Seems like everybody I talk to has read the book or seen the movie, Unbroken. If you haven’t yet, you’re in for a treat—and a relationship lesson. If you have, pause now and think about the relationship lessons presented in the context of that great, true story.
Both the book and movie are a powerful encapsulation of the human spirit, of our instinctive drive to succeed and survive in the face of insurmountable odds and sheer evil. The story also personally reminded me that most of us have little to complain about in the big scheme of things, and relationships are the most significant asset we have!
I’m not going to spoil the book or the movie for you, but here are some relationship lessons I took away from the experience:
- Relationships can help us to believe in ourselves, even at times when we lack that belief;
- Relationships can help us train, focus, and push ourselves beyond our own preconceived notions of what we can and can’t do;

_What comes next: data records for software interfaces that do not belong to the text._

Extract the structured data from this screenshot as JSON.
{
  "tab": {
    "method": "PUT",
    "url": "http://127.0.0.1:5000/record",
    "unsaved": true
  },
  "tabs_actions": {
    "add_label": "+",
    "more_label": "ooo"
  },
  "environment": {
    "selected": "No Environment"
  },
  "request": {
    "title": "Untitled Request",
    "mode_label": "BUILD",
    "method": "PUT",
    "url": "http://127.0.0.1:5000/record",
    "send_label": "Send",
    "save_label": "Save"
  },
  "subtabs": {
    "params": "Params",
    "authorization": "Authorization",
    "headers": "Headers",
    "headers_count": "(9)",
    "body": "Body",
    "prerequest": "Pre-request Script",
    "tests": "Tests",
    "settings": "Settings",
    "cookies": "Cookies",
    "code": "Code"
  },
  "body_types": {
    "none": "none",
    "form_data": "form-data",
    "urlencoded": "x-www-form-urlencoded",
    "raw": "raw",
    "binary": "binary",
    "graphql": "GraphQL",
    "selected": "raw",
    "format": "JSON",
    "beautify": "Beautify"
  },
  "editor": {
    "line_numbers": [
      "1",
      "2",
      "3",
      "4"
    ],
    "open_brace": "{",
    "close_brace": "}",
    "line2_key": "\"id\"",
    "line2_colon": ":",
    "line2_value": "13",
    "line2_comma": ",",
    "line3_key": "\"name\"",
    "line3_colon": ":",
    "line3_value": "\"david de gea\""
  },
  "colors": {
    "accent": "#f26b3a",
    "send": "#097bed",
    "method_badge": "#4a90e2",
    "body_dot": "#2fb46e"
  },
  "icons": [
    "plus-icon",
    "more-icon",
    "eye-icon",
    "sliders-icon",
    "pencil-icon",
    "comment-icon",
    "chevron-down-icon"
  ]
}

- The right relationships help us become better at our jobs, particularly if the role requires collaboration for a stronger end result, performance or execution;
- Candid and supportive relationships can help us overcome great adversities;
- Mentor relationships can help us solidify our real characters, for better or worse–incredibly positive and uplifting, as well as destructive;
- Positive relationships give us hope and motivate us to strive for a better day tomorrow;
- Relationships with peers can help share the burden, carry the load, and lift us up;
- Relationship memories can elevate us as we forgive!
I hope you’ll make time to remember the relationships most important in your life, those whom you may have neglected this past year, and those you will intentionally choose to focus on and invest in the New Year!
- Stories have the power to make us consciously aware of truths we unconsciously know, but may forget to acknowledge—like the importance of our relationships.
- Louis Zamperini’s survival against long odds cuts most workplace survival epics down to a size we can be grateful for.
- We tap into extraordinary power when we believe in ourselves, let go of feelings of bitterness or envy, and strive to elevate our character.
David Nour is an enterprise growth strategist and the thought leader on Relationship Economics® —the quantifiable value of business relationships. In a global economy that is becoming increasingly disconnected, The Nour Group, Inc. has attracted consulting engagements from over 100 marquee organizations in driving unprecedented growth through unique return on their strategic relationships. Nour has pioneered the phenomenon that relationships are the greatest off balance sheet asset any organizations possesses, large and small, public and private. He is the author of several books including the best selling Relationship Economics— Revised (Wiley), ConnectAbility (McGraw-Hill), The Entrepreneur’s Guide to Raising Capital (Praeger) and Return on Impact—Leadership Strategies for the age of Connected Relationships (ASAE). Learn more at www.NourGroup.com.